Among those in attendance were several members of Vietnamese Today’s Vision, a non-profit advocacy group that supports veterans and preserves and promotes Vietnamese culture.

The president of VNTV, Nina Nguyen, emotionally expressed her gratitude for the thousands of Vietnamese and U.S. service members who fought side-by-side to help her country escape communist oppression.

“We owe so much to those who sacrificed for us in Vietnam. We will never forget what they did to help free us from a regime that killed innocent people,” said Nguyen. “We honor them because they are the reason we are here today.”

In memory of more than 58,000 service members who were killed and more than 300,000 who were wounded in the Vietnam War, more than 100 bikers from the Vietnam Veterans/Legacy Veterans and Street Bikers United rode in a rolling thunder tribute before the event.

Along with a joint-service color guard, the U.S. Navy performed a rifle volley followed by the playing of Taps. Throughout the ceremony, the U.S. Marine Corps Forces, Pacific band played a variety of patriotic songs.

Several veteran organizations also laid wreaths to honor not only those who gave their lives during the Vietnam war, but those who have fought in defense of the U.S. over the years.

“Not only do we honor the thousands who lot their lives in the rice paddies and jungles of Vietnam, but everyone who has selflessly served to preserve freedom and democracy,” said Admiral Richard C. Macke (retired), the keynote speaker. 

After the crowd lit their candles, a prayer was said in remembrance of the fallen and the U.S. Coast Guard performed a flyover, symbolizing a search for missing men.

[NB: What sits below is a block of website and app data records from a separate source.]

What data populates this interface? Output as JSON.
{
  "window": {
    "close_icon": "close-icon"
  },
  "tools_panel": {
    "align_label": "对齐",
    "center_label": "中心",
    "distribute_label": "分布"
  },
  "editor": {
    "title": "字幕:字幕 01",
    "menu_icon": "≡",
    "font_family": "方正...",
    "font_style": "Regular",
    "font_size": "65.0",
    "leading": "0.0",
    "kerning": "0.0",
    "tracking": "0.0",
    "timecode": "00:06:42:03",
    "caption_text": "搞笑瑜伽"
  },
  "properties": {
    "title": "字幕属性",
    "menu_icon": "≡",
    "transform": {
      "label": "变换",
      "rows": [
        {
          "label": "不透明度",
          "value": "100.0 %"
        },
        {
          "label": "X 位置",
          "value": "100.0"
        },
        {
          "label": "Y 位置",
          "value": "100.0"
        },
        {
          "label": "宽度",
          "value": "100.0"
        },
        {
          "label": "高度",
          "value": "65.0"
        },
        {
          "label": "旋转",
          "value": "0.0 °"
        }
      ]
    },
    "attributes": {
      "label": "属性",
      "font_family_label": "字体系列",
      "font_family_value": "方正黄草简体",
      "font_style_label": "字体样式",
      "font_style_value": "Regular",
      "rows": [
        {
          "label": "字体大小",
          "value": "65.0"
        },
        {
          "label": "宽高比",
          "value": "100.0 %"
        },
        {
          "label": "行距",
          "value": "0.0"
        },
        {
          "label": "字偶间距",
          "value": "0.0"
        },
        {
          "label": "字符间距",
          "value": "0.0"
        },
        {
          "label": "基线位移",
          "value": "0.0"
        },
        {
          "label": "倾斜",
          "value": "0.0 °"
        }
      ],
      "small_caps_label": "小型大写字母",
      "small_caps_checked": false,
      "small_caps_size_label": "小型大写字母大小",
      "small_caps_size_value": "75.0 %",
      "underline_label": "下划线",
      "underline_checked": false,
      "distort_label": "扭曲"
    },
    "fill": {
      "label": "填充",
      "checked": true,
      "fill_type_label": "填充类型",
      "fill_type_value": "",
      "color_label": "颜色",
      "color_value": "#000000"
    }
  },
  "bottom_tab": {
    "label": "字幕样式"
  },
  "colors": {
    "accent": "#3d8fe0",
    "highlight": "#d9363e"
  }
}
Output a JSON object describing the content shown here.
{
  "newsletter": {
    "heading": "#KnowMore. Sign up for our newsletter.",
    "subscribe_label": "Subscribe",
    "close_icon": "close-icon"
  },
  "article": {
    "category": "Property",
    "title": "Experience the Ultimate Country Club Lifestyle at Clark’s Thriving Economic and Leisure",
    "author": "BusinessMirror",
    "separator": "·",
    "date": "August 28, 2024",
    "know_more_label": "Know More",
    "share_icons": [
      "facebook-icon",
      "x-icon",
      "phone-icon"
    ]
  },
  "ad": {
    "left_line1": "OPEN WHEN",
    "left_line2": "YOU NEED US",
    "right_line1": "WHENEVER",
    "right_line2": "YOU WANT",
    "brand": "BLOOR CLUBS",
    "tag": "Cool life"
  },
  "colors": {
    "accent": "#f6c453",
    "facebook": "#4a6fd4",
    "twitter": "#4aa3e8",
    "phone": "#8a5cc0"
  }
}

“The Vietnam War was a noble cause marked by thousands of heroic acts,” said Macke. “These men and women would stop at nothing to stop the flow of communism through Southeast Asia. For that, they will never be forgotten.”